About this exercise: Please reproduce the full set of data below exactly.

Available data:

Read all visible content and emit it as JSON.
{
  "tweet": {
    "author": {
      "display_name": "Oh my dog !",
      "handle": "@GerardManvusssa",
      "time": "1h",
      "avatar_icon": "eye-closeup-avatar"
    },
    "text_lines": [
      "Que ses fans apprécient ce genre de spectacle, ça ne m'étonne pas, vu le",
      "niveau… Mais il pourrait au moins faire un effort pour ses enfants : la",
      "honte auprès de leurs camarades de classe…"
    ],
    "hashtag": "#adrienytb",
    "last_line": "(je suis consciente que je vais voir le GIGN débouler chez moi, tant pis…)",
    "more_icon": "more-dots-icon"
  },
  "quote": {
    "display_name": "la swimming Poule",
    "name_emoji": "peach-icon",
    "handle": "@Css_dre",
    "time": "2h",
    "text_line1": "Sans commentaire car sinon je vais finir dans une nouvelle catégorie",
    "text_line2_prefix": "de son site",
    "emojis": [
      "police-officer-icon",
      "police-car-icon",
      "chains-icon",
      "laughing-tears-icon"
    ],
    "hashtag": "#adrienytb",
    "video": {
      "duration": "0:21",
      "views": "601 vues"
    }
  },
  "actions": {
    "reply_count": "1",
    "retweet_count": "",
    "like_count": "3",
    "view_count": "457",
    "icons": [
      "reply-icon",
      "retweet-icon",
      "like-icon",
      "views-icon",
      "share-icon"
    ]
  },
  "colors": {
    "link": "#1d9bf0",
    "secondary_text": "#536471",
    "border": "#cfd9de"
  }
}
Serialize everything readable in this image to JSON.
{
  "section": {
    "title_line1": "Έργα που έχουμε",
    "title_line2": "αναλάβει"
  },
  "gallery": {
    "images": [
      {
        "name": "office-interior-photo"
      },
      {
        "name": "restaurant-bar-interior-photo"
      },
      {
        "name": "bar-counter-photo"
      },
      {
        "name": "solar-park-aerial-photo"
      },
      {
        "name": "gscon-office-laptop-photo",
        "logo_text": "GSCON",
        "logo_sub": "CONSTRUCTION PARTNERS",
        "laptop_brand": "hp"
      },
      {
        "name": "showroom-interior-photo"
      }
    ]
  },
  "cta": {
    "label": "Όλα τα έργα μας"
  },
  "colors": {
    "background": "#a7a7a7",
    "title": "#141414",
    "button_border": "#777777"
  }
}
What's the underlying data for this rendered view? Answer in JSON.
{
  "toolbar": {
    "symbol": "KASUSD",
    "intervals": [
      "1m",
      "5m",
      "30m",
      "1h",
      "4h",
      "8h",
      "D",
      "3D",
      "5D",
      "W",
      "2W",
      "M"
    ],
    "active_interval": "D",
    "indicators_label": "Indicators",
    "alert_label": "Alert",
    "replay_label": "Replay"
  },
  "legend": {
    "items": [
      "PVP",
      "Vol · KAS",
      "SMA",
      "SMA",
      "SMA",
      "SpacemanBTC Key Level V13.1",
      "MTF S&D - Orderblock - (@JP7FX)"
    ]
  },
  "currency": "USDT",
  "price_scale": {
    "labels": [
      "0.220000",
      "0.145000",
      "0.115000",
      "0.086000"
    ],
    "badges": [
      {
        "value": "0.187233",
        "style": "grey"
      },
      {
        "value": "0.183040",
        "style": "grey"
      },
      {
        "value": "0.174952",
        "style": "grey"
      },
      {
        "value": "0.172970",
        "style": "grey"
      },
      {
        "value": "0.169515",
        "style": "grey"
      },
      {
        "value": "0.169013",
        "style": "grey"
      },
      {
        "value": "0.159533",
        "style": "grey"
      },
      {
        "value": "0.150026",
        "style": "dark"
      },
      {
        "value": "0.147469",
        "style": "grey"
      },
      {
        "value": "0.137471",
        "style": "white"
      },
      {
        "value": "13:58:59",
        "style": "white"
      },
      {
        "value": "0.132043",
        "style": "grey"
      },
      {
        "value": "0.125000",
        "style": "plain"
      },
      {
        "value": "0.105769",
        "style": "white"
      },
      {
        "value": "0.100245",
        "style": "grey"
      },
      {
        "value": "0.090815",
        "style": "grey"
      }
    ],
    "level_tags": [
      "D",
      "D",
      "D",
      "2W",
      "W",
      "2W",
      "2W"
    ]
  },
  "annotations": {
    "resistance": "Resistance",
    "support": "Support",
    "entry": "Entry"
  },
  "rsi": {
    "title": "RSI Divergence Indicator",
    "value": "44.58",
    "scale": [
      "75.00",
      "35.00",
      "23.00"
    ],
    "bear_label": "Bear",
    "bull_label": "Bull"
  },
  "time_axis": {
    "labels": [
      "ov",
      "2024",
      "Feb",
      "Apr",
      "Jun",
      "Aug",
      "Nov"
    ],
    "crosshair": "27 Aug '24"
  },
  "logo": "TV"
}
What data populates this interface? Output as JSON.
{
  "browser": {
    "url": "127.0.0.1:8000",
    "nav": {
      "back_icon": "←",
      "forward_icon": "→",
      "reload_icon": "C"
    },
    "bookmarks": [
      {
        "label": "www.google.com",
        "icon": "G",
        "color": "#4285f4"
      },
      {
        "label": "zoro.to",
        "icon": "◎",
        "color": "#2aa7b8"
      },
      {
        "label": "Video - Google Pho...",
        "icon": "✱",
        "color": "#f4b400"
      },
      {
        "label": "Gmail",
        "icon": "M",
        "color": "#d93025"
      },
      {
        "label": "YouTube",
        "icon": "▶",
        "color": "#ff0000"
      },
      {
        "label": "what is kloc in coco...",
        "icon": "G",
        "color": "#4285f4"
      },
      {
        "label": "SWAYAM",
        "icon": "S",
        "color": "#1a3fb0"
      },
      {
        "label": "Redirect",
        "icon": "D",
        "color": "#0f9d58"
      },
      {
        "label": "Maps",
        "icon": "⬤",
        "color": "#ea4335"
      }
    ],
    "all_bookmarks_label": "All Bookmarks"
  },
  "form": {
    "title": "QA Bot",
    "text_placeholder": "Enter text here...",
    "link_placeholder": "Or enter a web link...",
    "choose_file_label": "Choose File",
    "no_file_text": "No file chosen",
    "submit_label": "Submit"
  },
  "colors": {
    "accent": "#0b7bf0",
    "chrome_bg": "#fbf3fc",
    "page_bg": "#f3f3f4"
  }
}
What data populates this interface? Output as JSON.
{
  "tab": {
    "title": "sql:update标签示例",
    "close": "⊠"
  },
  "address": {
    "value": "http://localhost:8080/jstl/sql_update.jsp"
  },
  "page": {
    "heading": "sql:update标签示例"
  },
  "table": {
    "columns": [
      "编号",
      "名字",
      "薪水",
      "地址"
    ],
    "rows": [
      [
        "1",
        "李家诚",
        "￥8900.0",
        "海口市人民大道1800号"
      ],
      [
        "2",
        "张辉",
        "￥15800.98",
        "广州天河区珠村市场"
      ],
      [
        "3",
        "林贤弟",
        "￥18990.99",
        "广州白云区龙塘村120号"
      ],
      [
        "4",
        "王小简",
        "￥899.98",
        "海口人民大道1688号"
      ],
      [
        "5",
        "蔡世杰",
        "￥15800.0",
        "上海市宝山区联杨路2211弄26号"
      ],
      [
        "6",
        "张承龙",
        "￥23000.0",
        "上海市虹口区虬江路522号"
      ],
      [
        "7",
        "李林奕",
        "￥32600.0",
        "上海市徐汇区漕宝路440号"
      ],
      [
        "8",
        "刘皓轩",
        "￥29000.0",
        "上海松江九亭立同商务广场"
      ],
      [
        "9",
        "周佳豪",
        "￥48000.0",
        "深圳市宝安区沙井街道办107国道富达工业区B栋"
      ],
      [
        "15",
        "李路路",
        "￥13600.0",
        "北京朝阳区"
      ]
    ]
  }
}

Response area:
Read all visible content and emit it as JSON.
{
  "tweet": {
    "author": {
      "display_name": "Oh my dog !",
      "handle": "@GerardManvusssa",
      "time": "1h",
      "avatar_icon": "eye-closeup-avatar"
    },
    "text_lines": [
      "Que ses fans apprécient ce genre de spectacle, ça ne m'étonne pas, vu le",
      "niveau… Mais il pourrait au moins faire un effort pour ses enfants : la",
      "honte auprès de leurs camarades de classe…"
    ],
    "hashtag": "#adrienytb",
    "last_line": "(je suis consciente que je vais voir le GIGN débouler chez moi, tant pis…)",
    "more_icon": "more-dots-icon"
  },
  "quote": {
    "display_name": "la swimming Poule",
    "name_emoji": "peach-icon",
    "handle": "@Css_dre",
    "time": "2h",
    "text_line1": "Sans commentaire car sinon je vais finir dans une nouvelle catégorie",
    "text_line2_prefix": "de son site",
    "emojis": [
      "police-officer-icon",
      "police-car-icon",
      "chains-icon",
      "laughing-tears-icon"
    ],
    "hashtag": "#adrienytb",
    "video": {
      "duration": "0:21",
      "views": "601 vues"
    }
  },
  "actions": {
    "reply_count": "1",
    "retweet_count": "",
    "like_count": "3",
    "view_count": "457",
    "icons": [
      "reply-icon",
      "retweet-icon",
      "like-icon",
      "views-icon",
      "share-icon"
    ]
  },
  "colors": {
    "link": "#1d9bf0",
    "secondary_text": "#536471",
    "border": "#cfd9de"
  }
}
Serialize everything readable in this image to JSON.
{
  "section": {
    "title_line1": "Έργα που έχουμε",
    "title_line2": "αναλάβει"
  },
  "gallery": {
    "images": [
      {
        "name": "office-interior-photo"
      },
      {
        "name": "restaurant-bar-interior-photo"
      },
      {
        "name": "bar-counter-photo"
      },
      {
        "name": "solar-park-aerial-photo"
      },
      {
        "name": "gscon-office-laptop-photo",
        "logo_text": "GSCON",
        "logo_sub": "CONSTRUCTION PARTNERS",
        "laptop_brand": "hp"
      },
      {
        "name": "showroom-interior-photo"
      }
    ]
  },
  "cta": {
    "label": "Όλα τα έργα μας"
  },
  "colors": {
    "background": "#a7a7a7",
    "title": "#141414",
    "button_border": "#777777"
  }
}
What's the underlying data for this rendered view? Answer in JSON.
{
  "toolbar": {
    "symbol": "KASUSD",
    "intervals": [
      "1m",
      "5m",
      "30m",
      "1h",
      "4h",
      "8h",
      "D",
      "3D",
      "5D",
      "W",
      "2W",
      "M"
    ],
    "active_interval": "D",
    "indicators_label": "Indicators",
    "alert_label": "Alert",
    "replay_label": "Replay"
  },
  "legend": {
    "items": [
      "PVP",
      "Vol · KAS",
      "SMA",
      "SMA",
      "SMA",
      "SpacemanBTC Key Level V13.1",
      "MTF S&D - Orderblock - (@JP7FX)"
    ]
  },
  "currency": "USDT",
  "price_scale": {
    "labels": [
      "0.220000",
      "0.145000",
      "0.115000",
      "0.086000"
    ],
    "badges": [
      {
        "value": "0.187233",
        "style": "grey"
      },
      {
        "value": "0.183040",
        "style": "grey"
      },
      {
        "value": "0.174952",
        "style": "grey"
      },
      {
        "value": "0.172970",
        "style": "grey"
      },
      {
        "value": "0.169515",
        "style": "grey"
      },
      {
        "value": "0.169013",
        "style": "grey"
      },
      {
        "value": "0.159533",
        "style": "grey"
      },
      {
        "value": "0.150026",
        "style": "dark"
      },
      {
        "value": "0.147469",
        "style": "grey"
      },
      {
        "value": "0.137471",
        "style": "white"
      },
      {
        "value": "13:58:59",
        "style": "white"
      },
      {
        "value": "0.132043",
        "style": "grey"
      },
      {
        "value": "0.125000",
        "style": "plain"
      },
      {
        "value": "0.105769",
        "style": "white"
      },
      {
        "value": "0.100245",
        "style": "grey"
      },
      {
        "value": "0.090815",
        "style": "grey"
      }
    ],
    "level_tags": [
      "D",
      "D",
      "D",
      "2W",
      "W",
      "2W",
      "2W"
    ]
  },
  "annotations": {
    "resistance": "Resistance",
    "support": "Support",
    "entry": "Entry"
  },
  "rsi": {
    "title": "RSI Divergence Indicator",
    "value": "44.58",
    "scale": [
      "75.00",
      "35.00",
      "23.00"
    ],
    "bear_label": "Bear",
    "bull_label": "Bull"
  },
  "time_axis": {
    "labels": [
      "ov",
      "2024",
      "Feb",
      "Apr",
      "Jun",
      "Aug",
      "Nov"
    ],
    "crosshair": "27 Aug '24"
  },
  "logo": "TV"
}
What data populates this interface? Output as JSON.
{
  "browser": {
    "url": "127.0.0.1:8000",
    "nav": {
      "back_icon": "←",
      "forward_icon": "→",
      "reload_icon": "C"
    },
    "bookmarks": [
      {
        "label": "www.google.com",
        "icon": "G",
        "color": "#4285f4"
      },
      {
        "label": "zoro.to",
        "icon": "◎",
        "color": "#2aa7b8"
      },
      {
        "label": "Video - Google Pho...",
        "icon": "✱",
        "color": "#f4b400"
      },
      {
        "label": "Gmail",
        "icon": "M",
        "color": "#d93025"
      },
      {
        "label": "YouTube",
        "icon": "▶",
        "color": "#ff0000"
      },
      {
        "label": "what is kloc in coco...",
        "icon": "G",
        "color": "#4285f4"
      },
      {
        "label": "SWAYAM",
        "icon": "S",
        "color": "#1a3fb0"
      },
      {
        "label": "Redirect",
        "icon": "D",
        "color": "#0f9d58"
      },
      {
        "label": "Maps",
        "icon": "⬤",
        "color": "#ea4335"
      }
    ],
    "all_bookmarks_label": "All Bookmarks"
  },
  "form": {
    "title": "QA Bot",
    "text_placeholder": "Enter text here...",
    "link_placeholder": "Or enter a web link...",
    "choose_file_label": "Choose File",
    "no_file_text": "No file chosen",
    "submit_label": "Submit"
  },
  "colors": {
    "accent": "#0b7bf0",
    "chrome_bg": "#fbf3fc",
    "page_bg": "#f3f3f4"
  }
}
What data populates this interface? Output as JSON.
{
  "tab": {
    "title": "sql:update标签示例",
    "close": "⊠"
  },
  "address": {
    "value": "http://localhost:8080/jstl/sql_update.jsp"
  },
  "page": {
    "heading": "sql:update标签示例"
  },
  "table": {
    "columns": [
      "编号",
      "名字",
      "薪水",
      "地址"
    ],
    "rows": [
      [
        "1",
        "李家诚",
        "￥8900.0",
        "海口市人民大道1800号"
      ],
      [
        "2",
        "张辉",
        "￥15800.98",
        "广州天河区珠村市场"
      ],
      [
        "3",
        "林贤弟",
        "￥18990.99",
        "广州白云区龙塘村120号"
      ],
      [
        "4",
        "王小简",
        "￥899.98",
        "海口人民大道1688号"
      ],
      [
        "5",
        "蔡世杰",
        "￥15800.0",
        "上海市宝山区联杨路2211弄26号"
      ],
      [
        "6",
        "张承龙",
        "￥23000.0",
        "上海市虹口区虬江路522号"
      ],
      [
        "7",
        "李林奕",
        "￥32600.0",
        "上海市徐汇区漕宝路440号"
      ],
      [
        "8",
        "刘皓轩",
        "￥29000.0",
        "上海松江九亭立同商务广场"
      ],
      [
        "9",
        "周佳豪",
        "￥48000.0",
        "深圳市宝安区沙井街道办107国道富达工业区B栋"
      ],
      [
        "15",
        "李路路",
        "￥13600.0",
        "北京朝阳区"
      ]
    ]
  }
}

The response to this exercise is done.